clock menu more-arrow no yes

Filed under:

Taking a closer look at Mizzou free safety/lightning rod Ian Simon

New, comments

Free safety Ian Simon has often served as a sort of lightning rod among the Mizzou fanbase. Let's take a closer look at how he can successfully tackle his senior season.

Ian Simon
Ian Simon
Kevin Liles-USA TODAY Sports

Mizzou enters this year in the enviable position of returning experienced talent across the defense. Even after losing star players like Shane Ray and Markus Golden, along with longtime contributors like Braylon Webb and Lucas Vincent, the defense should have plenty of guys with the experience and talent to make a play when it matters most. Arguably one of the most important, and overlooked, of these returning play makers is Ian Simon.

KC Star: Senior Ian Simon inherits, embraces role as leader of Missouri’s safeties

Simon’s task is incrementally tougher this season, because the Tigers’ defense is in transition under Barry Odom, a 1999 MU graduate and former safeties coach who returned to his alma mater as defensive coordinator in December when Dave Steckel left to become head coach at Missouri State.

Missouri also has a new safeties coach in Ryan Walters, who came with Odom from Memphis after Alex Grinch left for the defensive coordinator job at Washington State.

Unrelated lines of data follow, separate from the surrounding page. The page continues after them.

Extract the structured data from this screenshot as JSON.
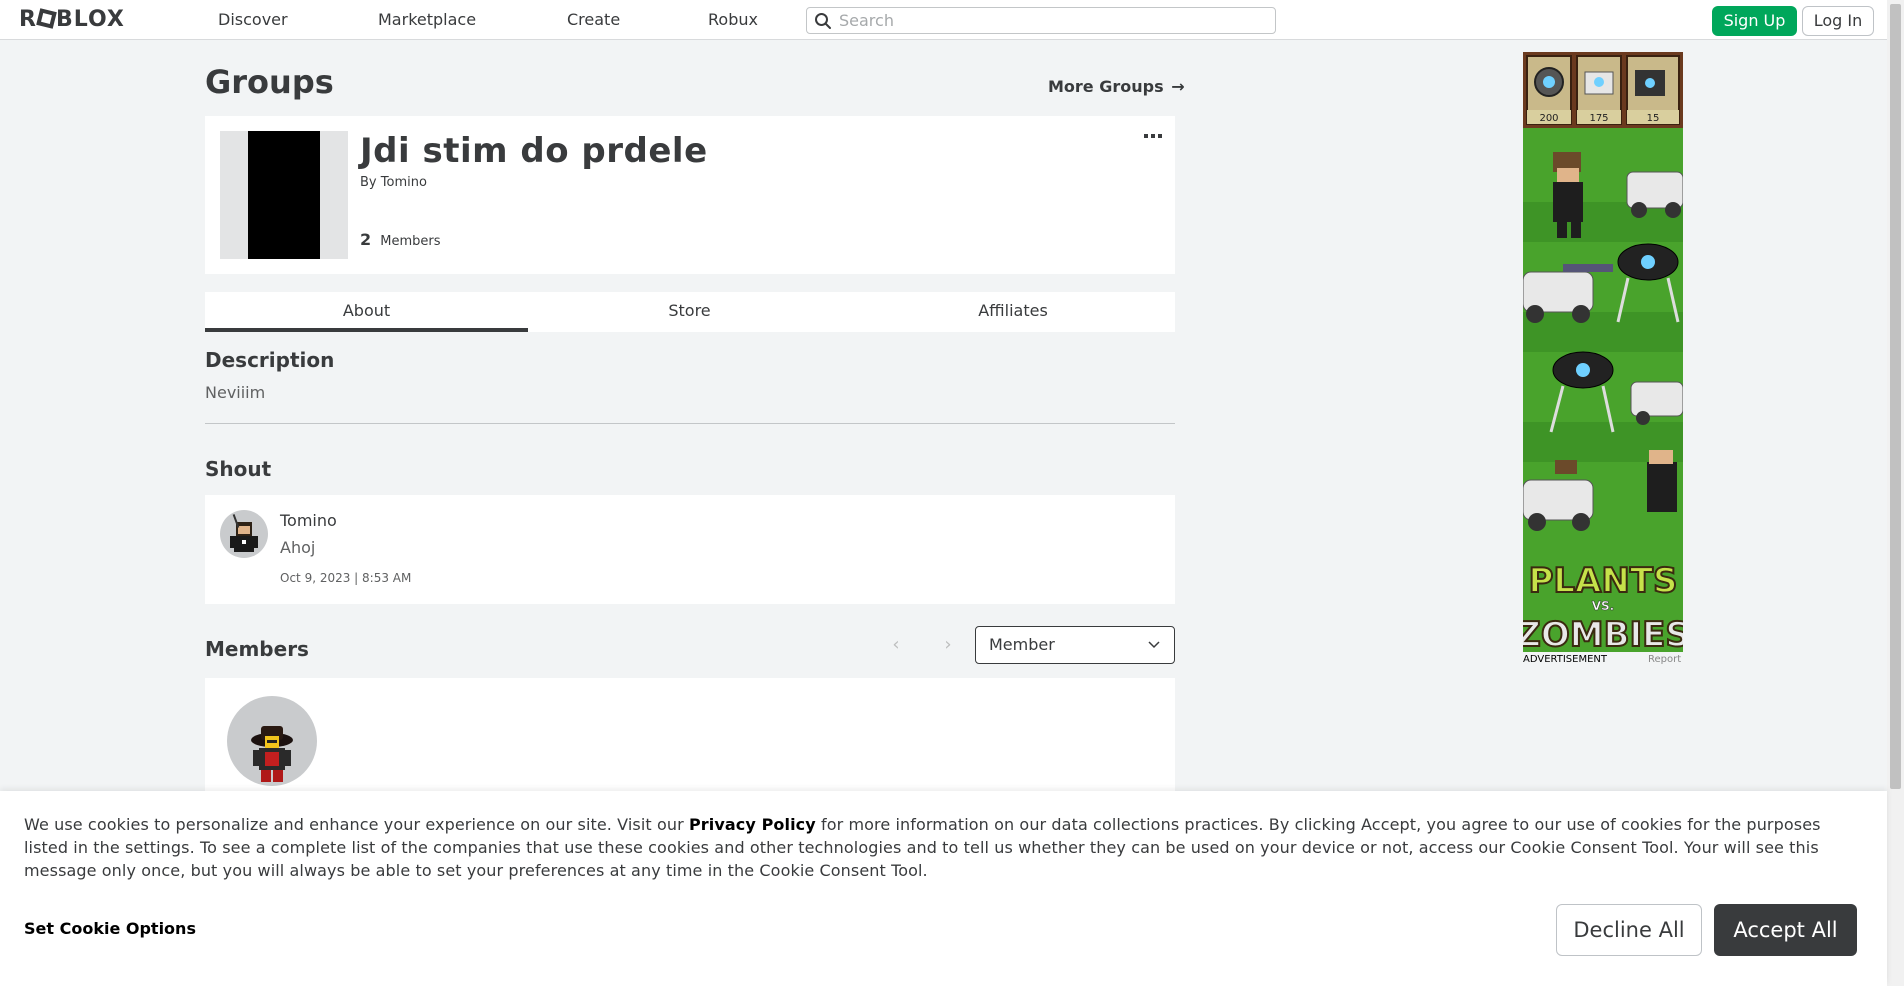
{
  "nav": {
    "logo": "ROBLOX",
    "links": [
      "Discover",
      "Marketplace",
      "Create",
      "Robux"
    ],
    "search_placeholder": "Search",
    "sign_up": "Sign Up",
    "log_in": "Log In"
  },
  "page": {
    "title": "Groups",
    "more_groups": "More Groups",
    "more_groups_arrow": "→"
  },
  "group": {
    "name": "Jdi stim do prdele",
    "by_label": "By",
    "owner": "Tomino",
    "member_count": "2",
    "members_label": "Members"
  },
  "tabs": [
    "About",
    "Store",
    "Affiliates"
  ],
  "active_tab": "About",
  "description": {
    "heading": "Description",
    "text": "Neviiim"
  },
  "shout": {
    "heading": "Shout",
    "poster": "Tomino",
    "body": "Ahoj",
    "date": "Oct 9, 2023 | 8:53 AM"
  },
  "members": {
    "heading": "Members",
    "role_selected": "Member",
    "prev_glyph": "‹",
    "next_glyph": "›"
  },
  "ad": {
    "label": "ADVERTISEMENT",
    "report": "Report",
    "costs": [
      "200",
      "175",
      "15"
    ],
    "title_top": "PLANTS",
    "title_vs": "VS.",
    "title_bottom": "ZOMBIES"
  },
  "cookie": {
    "text_before": "We use cookies to personalize and enhance your experience on our site. Visit our ",
    "privacy_link": "Privacy Policy",
    "text_after": " for more information on our data collections practices. By clicking Accept, you agree to our use of cookies for the purposes listed in the settings. To see a complete list of the companies that use these cookies and other technologies and to tell us whether they can be used on your device or not, access our Cookie Consent Tool. Your will see this message only once, but you will always be able to set your preferences at any time in the Cookie Consent Tool.",
    "options": "Set Cookie Options",
    "decline": "Decline All",
    "accept": "Accept All"
  },
  "colors": {
    "accent_green": "#00a75b",
    "text_dark": "#393b3d",
    "page_bg": "#f2f4f5"
  }
}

After making a name for himself with a game-saving play against Tennessee in 2012:

Ian Simon had a relatively quiet couple of seasons in 2013-14, tallying just one interception and eight pass breakups.

When watching Simon's film I saw a good player who, due to the nature of Mizzou's defensive scheme, didn't have many opportunities to make highlight plays. Simon should remain a solid free safety this year, but he may have more opportunities in Odom's defense.

The core philosophy of the defensive backs in Missouri's defense under Dave Steckel was to keep everything in front of them. At no position is this more true than at free safety (though in Mizzou's defense, the safety spots are nearly interchangeable). Against Texas A&M last year, watch how far Ian Simon drops before the ball is even snapped.

This strategy, dubbed by some as "bend-but-don't-break," limits a player like Simon's ability to make impact plays all across the field, but it makes it more difficult to get explosive pass plays behind the safeties. Simon's lone interception of the season came on a missed throw by Texas A&M quarterback Kyle Allen. While it was thrown closer to Simon than the receiver, that play shows a flash of his ability to make high-impact plays.

When evaluating a safety, three things tend to be the subject of the most focus: his footwork (with a focus on how quickly he's able to get to his spot), his ability to cover receivers down-field, and his ability to come downhill and make a play in run support.


Arguably the most important attribute a safety has is his footwork. Having good feet is crucial for both pass coverage and run support. The first step (no pun intended) is getting to his spot quickly, and Simon does that well. On many plays, he is asked to cover the deep middle of the field, and he shows great initial feet to get there.

Watch how quickly his feet get going as soon as the play begins, along with the quick hip flexibility needed to change direction as needed. Where Simon can improve is how quickly he changes direction from back-pedaling to running forward. With just a split second better timing on his breaks, he'll improve his game drastically.

Down-field Coverage

Unlike in many schemes (Michigan State's comes to mind immediately), safeties in Mizzou's defense aren't asked to match receivers hip-to-hip nearly as often as they're told to do whatever it takes to stay behind the receiver. This is one of the most important aspects of the bend-don't-break philosophy, and it will be interesting to see if that changes any under Odom. Simon shows good ability to stay behind receivers, but can be susceptible to routes that cross his face and get someone open underneath him.

Again, this is mostly because of the scheme, but Simon can work on recognizing those and making a play on the ball. By walling off a crossing receiver, you can take away those kinds of plays, though it leaves you more susceptible to deep routes. Simon also flashes ability to cover underneath receivers. Overall, Simon's downfield coverage is good, and is very much a good fit for a scheme that asks him to stay deep and react less on routes until the ball is thrown.

Run Support

Simon's willingness to come downhill in run-support seems to be entirely dependent on scheme. In situations where he is positioned closer to the line of scrimmage, he shows good reactions reading the run play and triggering downhill.

However, when the play call requires him to backpedal immediately, he often struggles to accelerate out of his backpedal quickly and will sometimes find himself involved in the play (unless it's a big run coming his way).

With his already solid tackling technique, I see Simon being a definite positive in the run game with just a bit of work.

After watching his film, I actually ended up with a more positive outlook on Simon than I expected. I'd be surprised if he suddenly becomes the kind of guy to get a couple picks or force many fumbles, but he should once again be a solid back-line defender who won't make many catastrophic mistakes (fake field goal against Tennessee aside). That's all this defense needs from the safety position.